He'll Slither His Way Into Your Heart
Is there something slithering in your backyard, or have you seen a tail sliding away into the bushes? While there are some snakes you should stay away from, there are plenty of non-venomous ones too. If you live in northern Australia, you might come across the Children’s Python this month.
This python buddy is a fairly common sight in Darwin and nearby towns and they are nothing to be afraid of. The gentle nature of a Children’s Python makes them hard not to like, and like all pythons, they don’t produce any toxic venom. When the Children’s Python is catching its prey, it relies on its powerful constricting muscles to squeeze the air out of its dinner, instead of using venom.
These friendly little creatures only grow to 1 metre long, making them the second smallest Python in the world. It also makes them one of the daintiest of Australian snakes. Their scales have an iridescent sheen in certain light, adding to their beauty.
Now is a good time to spot the Children’s Python. Their mating season is beginning this month and will last until August. Keep an eye out as you may see rival male Children’s Pythons wrestling in the dust. These guys are fighting for the right to mate with the local females.
AOnce the mum has mated, she will lay 2-20 eggs later in the year. She sticks her little white eggs together in a clump and then curls protectively around them to keep them warm and scare off predators.

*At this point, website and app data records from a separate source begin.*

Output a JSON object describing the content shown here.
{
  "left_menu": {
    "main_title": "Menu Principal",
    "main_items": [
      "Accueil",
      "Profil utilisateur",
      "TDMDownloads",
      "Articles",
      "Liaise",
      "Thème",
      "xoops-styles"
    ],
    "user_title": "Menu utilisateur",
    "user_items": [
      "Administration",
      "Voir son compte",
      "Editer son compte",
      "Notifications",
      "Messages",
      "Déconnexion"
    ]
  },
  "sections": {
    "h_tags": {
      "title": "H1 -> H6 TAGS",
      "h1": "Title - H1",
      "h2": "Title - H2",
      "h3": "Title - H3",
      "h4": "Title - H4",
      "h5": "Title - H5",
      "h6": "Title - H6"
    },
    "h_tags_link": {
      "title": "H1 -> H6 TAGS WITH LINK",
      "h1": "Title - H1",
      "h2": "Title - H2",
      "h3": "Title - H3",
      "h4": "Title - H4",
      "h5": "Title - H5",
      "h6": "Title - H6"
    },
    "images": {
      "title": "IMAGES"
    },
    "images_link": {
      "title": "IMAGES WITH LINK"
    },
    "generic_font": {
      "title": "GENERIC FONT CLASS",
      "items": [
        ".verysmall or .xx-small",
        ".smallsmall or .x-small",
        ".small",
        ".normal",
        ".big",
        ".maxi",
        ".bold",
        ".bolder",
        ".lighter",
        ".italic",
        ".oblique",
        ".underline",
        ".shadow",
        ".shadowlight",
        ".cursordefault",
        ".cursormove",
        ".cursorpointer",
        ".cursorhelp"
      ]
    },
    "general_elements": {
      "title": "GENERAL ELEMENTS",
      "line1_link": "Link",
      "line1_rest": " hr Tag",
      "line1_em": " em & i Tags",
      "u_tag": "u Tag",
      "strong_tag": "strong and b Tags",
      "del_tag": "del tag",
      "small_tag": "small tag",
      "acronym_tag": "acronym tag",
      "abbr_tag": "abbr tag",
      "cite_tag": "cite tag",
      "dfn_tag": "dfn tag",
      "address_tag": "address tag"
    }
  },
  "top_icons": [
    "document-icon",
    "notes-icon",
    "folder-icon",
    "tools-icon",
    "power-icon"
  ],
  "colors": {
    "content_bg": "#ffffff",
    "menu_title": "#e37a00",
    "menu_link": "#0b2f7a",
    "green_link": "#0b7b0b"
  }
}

These little Trouble Makers aren’t as scary as you may initially think so if you’re lucky enough to have one in your area, be glad that he is safely guarding your house from other pesky animals.
The Children’s Python loves to eat most small animals including lizards, frogs, small mammals and even birds. They can be a big help if you feel you have too many mice or rats in your backyard.
To keep the Children’s Python as your free pest controller, avoid using rat poison in or around your house. Otherwise snakes will eat the poisoned rats and absorb the poison too. Rat poison can kill not only rats but snakes and other animals too.
These guys often hunt at night and instead of relying just on their eyes, they also have a heat-sensing lip that allows them to ‘see’ their warm-blooded prey. The senses on their lower jaw, work in a similar way to infra-red cameras that can detect heat. This adaptation helps the Children’s Python find their prey in the dark and gives them the element of surprise.
The Children’s Python is a very clever buddy and has developed some interesting techniques and behaviours. One of its favourite foods are bats, but bats can be tricky to catch. Unlike the Children’s Python, bats are very fast fliers. In order to catch their food, the Python hangs down at a cave entrance and snatches a flying bat from mid-air! Click to watch David Attenborough discuss this ability in a similar species.
You can also see this snake right across Australia, but usually behind glass as they are a favourite pet for snake lovers. These snakes are usually very chilled out, which is why they are often kept as pets by people all over the world. If you think a Children’s Python would make a great pet, make sure to check the licensing rules as they are different state to state. Remember it’s illegal and dangerous to just take one from the wild. Click to watch a clip about keeping them as pets.
DID YOU KNOW?
The name, Children’s Python, could imply they are suitable for children but it is actually to do with the zoologist who named them. When John Edward Gray was naming and classifying the Children’s Python, he decided to name them after his friend John George Children.
If you see a Children’s Python or another snake, make sure you leave it where it is as you don’t want to get a bite! It’s best to quietly admire them from a safe distance. Avoid trying to catch, move, or kill snakes you see around your backyard, as this is when accidents happen. Your local council may be able to recommend a snake catcher to remove a snake if it doesn’t go away by itself, as they usually do.